This film marks director and co-writer Jonathan Glazer’s third feature after 2000’s “Sexy Beast” and 2004’s “Birth.” In those previous films, he breathed new life into two familiar genres: the British gangster film and the ghost story; and it seems he had similar aims with this picture. But even though he proved himself to be a visionary with his first two films, there is nothing that obviously stands out about them that would anticipate what he achieves with “Under The Skin.” Whereas most extraterrestrial-related science fiction films highlight the alien backstory and the characteristics that define their uniqueness, Glazer goes the opposite way, aligning the viewer with the alien’s perspective, which in turn makes the humans come off as the outsiders. Also, by focusing so stringently on the alien’s perspective, it adds an emotional truth to the proceedings – much more so than, say, an elaborate spaceship or an invented language.
That being said, Glazer’s obsession with character perspective is also detrimental to the overall film. To be so fully immersed in such a foreign world and point of view is enjoyable, but the lack of plot, character motivation and the defiantly elliptical storyline are ultimately unrewarding.
“Under The Skin” is best suited to sci-fi fans and independent filmgoers looking for a unique experience at the cinema. It will probably leave you wanting more, especially for those who are accustomed to the traditional narrative structure of Hollywood films, but it’s a strangely poetic film that definitely stands out among the pack.

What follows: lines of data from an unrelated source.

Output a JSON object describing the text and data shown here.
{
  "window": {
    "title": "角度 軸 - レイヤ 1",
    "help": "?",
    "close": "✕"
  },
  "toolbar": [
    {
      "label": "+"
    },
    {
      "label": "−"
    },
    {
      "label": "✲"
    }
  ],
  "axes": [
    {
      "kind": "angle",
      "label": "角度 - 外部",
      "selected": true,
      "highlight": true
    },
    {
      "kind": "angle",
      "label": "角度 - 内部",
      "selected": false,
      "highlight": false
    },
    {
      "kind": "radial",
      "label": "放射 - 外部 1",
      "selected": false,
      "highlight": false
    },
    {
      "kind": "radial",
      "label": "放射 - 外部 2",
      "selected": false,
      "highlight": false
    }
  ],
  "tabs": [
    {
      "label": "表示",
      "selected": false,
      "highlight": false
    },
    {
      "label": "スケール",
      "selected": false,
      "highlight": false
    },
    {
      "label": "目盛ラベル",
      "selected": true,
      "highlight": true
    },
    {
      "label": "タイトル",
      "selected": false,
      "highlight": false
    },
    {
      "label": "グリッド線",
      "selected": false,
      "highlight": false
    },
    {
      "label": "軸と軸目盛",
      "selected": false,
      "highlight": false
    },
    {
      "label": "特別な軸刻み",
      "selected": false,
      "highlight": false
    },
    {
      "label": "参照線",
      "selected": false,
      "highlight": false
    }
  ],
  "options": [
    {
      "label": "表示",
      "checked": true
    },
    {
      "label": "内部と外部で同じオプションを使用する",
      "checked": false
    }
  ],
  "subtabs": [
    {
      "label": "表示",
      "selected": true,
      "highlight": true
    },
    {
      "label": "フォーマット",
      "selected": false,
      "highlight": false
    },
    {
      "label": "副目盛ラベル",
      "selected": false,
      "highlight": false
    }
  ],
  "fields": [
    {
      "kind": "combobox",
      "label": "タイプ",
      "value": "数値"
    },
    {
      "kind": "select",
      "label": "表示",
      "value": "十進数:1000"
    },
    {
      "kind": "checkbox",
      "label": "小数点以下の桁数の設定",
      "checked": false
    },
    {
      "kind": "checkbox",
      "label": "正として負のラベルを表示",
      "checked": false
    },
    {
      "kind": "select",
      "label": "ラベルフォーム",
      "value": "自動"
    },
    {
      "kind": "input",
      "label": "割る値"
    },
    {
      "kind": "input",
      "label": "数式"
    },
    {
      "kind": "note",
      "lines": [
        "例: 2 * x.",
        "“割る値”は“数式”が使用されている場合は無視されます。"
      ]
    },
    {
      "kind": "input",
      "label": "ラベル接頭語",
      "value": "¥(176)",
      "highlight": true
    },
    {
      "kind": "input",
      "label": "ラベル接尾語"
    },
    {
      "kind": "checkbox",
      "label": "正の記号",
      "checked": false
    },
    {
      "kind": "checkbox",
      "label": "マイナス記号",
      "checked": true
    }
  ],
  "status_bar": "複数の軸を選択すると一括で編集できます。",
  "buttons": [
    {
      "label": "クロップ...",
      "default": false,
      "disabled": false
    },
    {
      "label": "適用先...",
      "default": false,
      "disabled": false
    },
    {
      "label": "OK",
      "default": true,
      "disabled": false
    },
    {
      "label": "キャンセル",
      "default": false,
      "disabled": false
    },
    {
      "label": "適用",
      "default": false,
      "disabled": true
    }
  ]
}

By Lucas Mirabella
Rated R for nudity, sexual content, violence and language.